|Quitting has immediate and long term benefits. It's never too late to stop smoking. It has even been proven that lung cancer patients who quit smoking have better treatment outcomes than those who continue to smoke.|
Withdrawal symptoms include irritation, anger, insomnia, concentration difficulties, anxiety, restlessness, dysphonia, decreased heart rate, performance deficits, cravings and headaches.
Motivation to quit varies greatly between countries and areas, due to different social and cultural climates.
In Europe, motivation to quit varies from 80% of smokers in Sweden to less than 40% in Italy.
Although many smokers want to quit eventually, only 12% of European smokers and 8% of US smokers want to stop in the next 30 days.
If a smoker is ready to give up they can be helped with therapy.
In addition, smoking reduction (also called harm reduction) is another alternative in smokers who are not ready or able to quit.
The chances of succeeding in giving up are 1 in 20. However, if given the best possible treatment this can rise to 1 in 4.
Therapy is based on drugs, such as nicotine replacement therapy (NRT), and behavioural approaches.
A smoker can quit without help but it is much more difficult, and long-term abstinence is higher when the attempt is aided medically.
NRT allows smokers to gradually reduce their cigarette consumption while maintaining their nicotine dose.
It includes nicotine in the form of:
Some NRTs are available over the counter, although some are only available on prescription.

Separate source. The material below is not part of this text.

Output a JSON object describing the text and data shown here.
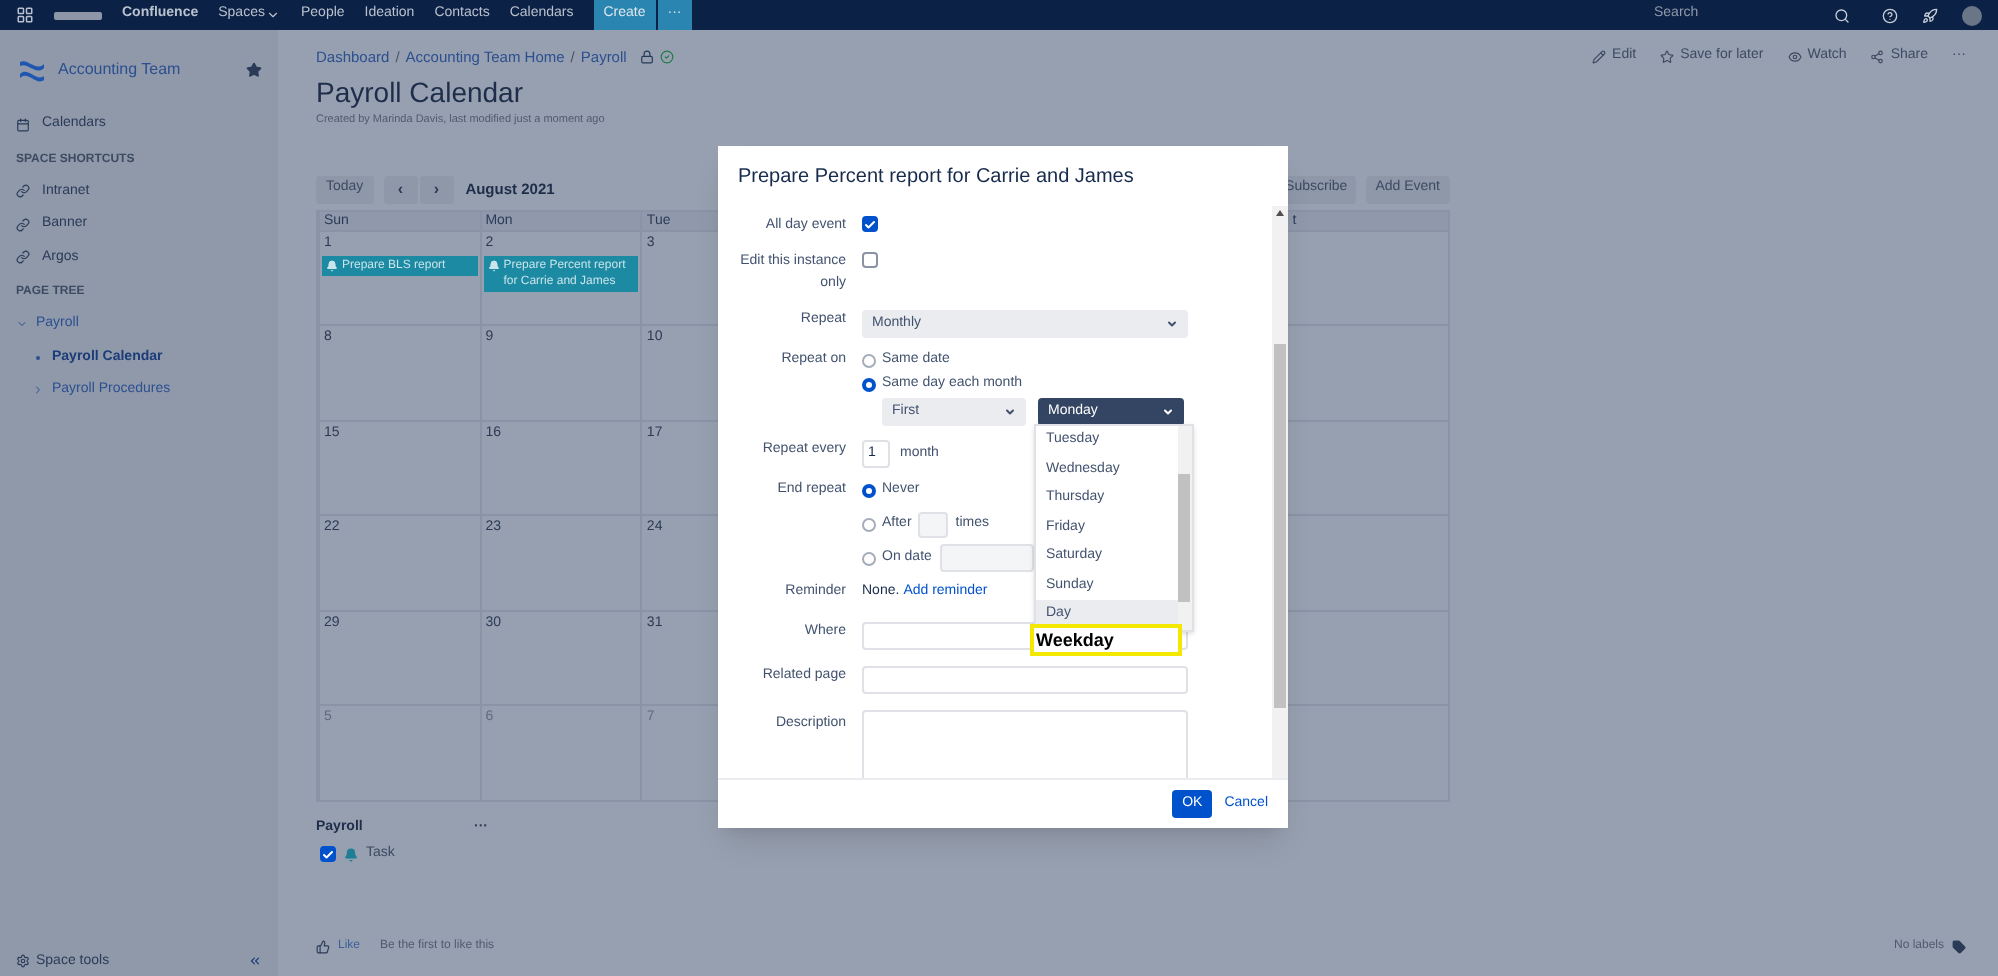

NRT should be used in conjunction with a behavioural change programme.
Behaviour change programmes are effective even when used on their own.